Dr. Ebony Utley is an Associate Professor of Communication Studies at California State University Long Beach and the author of the critically acclaimed Rap and Religion: Understanding the Gangsta’s God.

My personal style manifests in my professional attire via period dresses and heels. Every day of lecture throughout the semester I wear a different dress so students are shocked when I show up to the final in jeans. Because students dress increasingly casually, I don’t feel pressure to suit it up. That would create too much of a division between me and them. Also, because I teach popular culture classes or courses with huge popular culture components, I need to look like I know what’s trendy or I lose my credibility. I often “shop my students.” By that I mean, take stock in what’s trendy for them and try to incorporate some of the accessories or styles into my own look so that I can continue to connect with a younger and younger crowd. I’ve never seen my wardrobe as a justification for who I am or a justification for my presence in a certain space. My sartorial choices have always been reflective of my personal style not others’ expectations of me. And truthfully, those expectations have always been relatively low—because I look younger than my age (which is younger than most), and because of my race and gender. No one expects me to open my mouth and sound smart. I use that to my advantage, especially when surrounded by strangers… If anything, I think there are more young professors who aren’t afraid to [express their personal style] because the penalty for surviving this academic game and losing yourself is just too high.

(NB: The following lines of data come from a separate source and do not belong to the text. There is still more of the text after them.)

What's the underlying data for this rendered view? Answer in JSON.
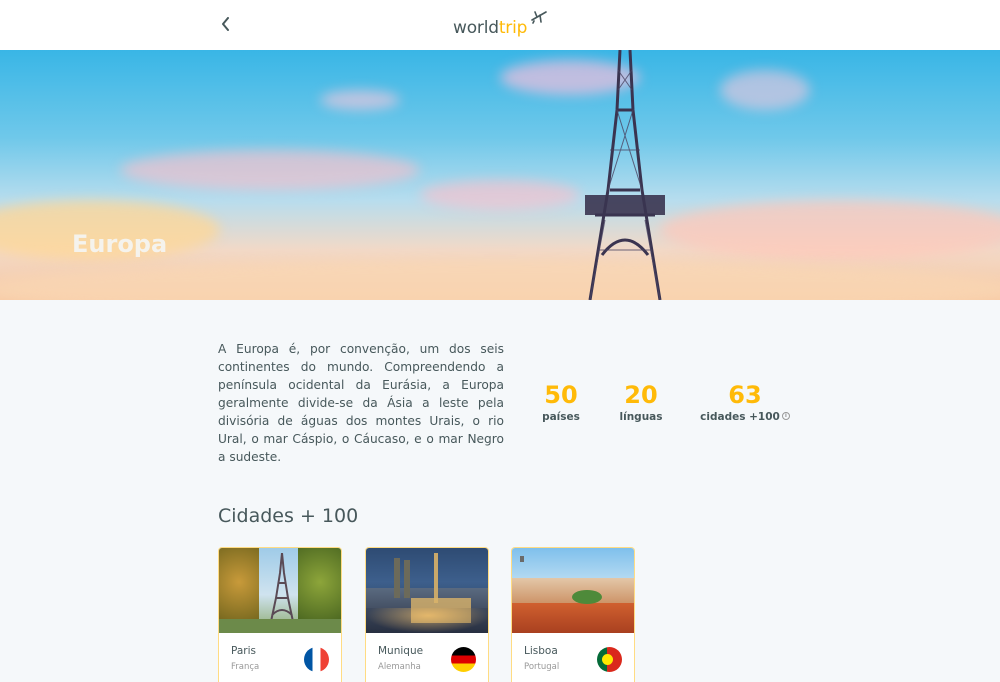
{
  "header": {
    "back_icon": "chevron-left-icon",
    "logo_main": "world",
    "logo_accent": "trip",
    "logo_icon": "airplane-icon",
    "accent_color": "#FFBA08"
  },
  "banner": {
    "title": "Europa"
  },
  "about": {
    "text": "A Europa é, por convenção, um dos seis continentes do mundo. Compreendendo a península ocidental da Eurásia, a Europa geralmente divide-se da Ásia a leste pela divisória de águas dos montes Urais, o rio Ural, o mar Cáspio, o Cáucaso, e o mar Negro a sudeste."
  },
  "stats": [
    {
      "value": "50",
      "label": "países"
    },
    {
      "value": "20",
      "label": "línguas"
    },
    {
      "value": "63",
      "label": "cidades +100",
      "icon": "info-icon"
    }
  ],
  "cities": {
    "heading": "Cidades + 100",
    "items": [
      {
        "city": "Paris",
        "country": "França",
        "flag": "france-flag-icon"
      },
      {
        "city": "Munique",
        "country": "Alemanha",
        "flag": "germany-flag-icon"
      },
      {
        "city": "Lisboa",
        "country": "Portugal",
        "flag": "portugal-flag-icon"
      }
    ]
  }
}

These interviews elucidated the reality that women of color in particular face complex adornment politics. A Chronicle of Higher Educationarticle, Professors: Hot At Their Own Risk, demonstrates the challenges of being an attractive and stylish black, female academic. Commenters—self-identified as professors—targeted Professor Ebony Utley who unapologetically stated that she cares about her appearance and strives to looks nice. They posted insensitive remarks such as, “If this is what she wears when she lectures then I’m not surprised she is approached by students,” when responding to Utley’s story about a student who told her she could “make more money as a high class hooker.” Another scolded, “We’re not there to be ‘hot.’ We’re there to teach.” Utley and other women of color aren’t hearing any of this.  Instead, they are continuing to use their personal style to define “appropriate” and “professional” on their own terms.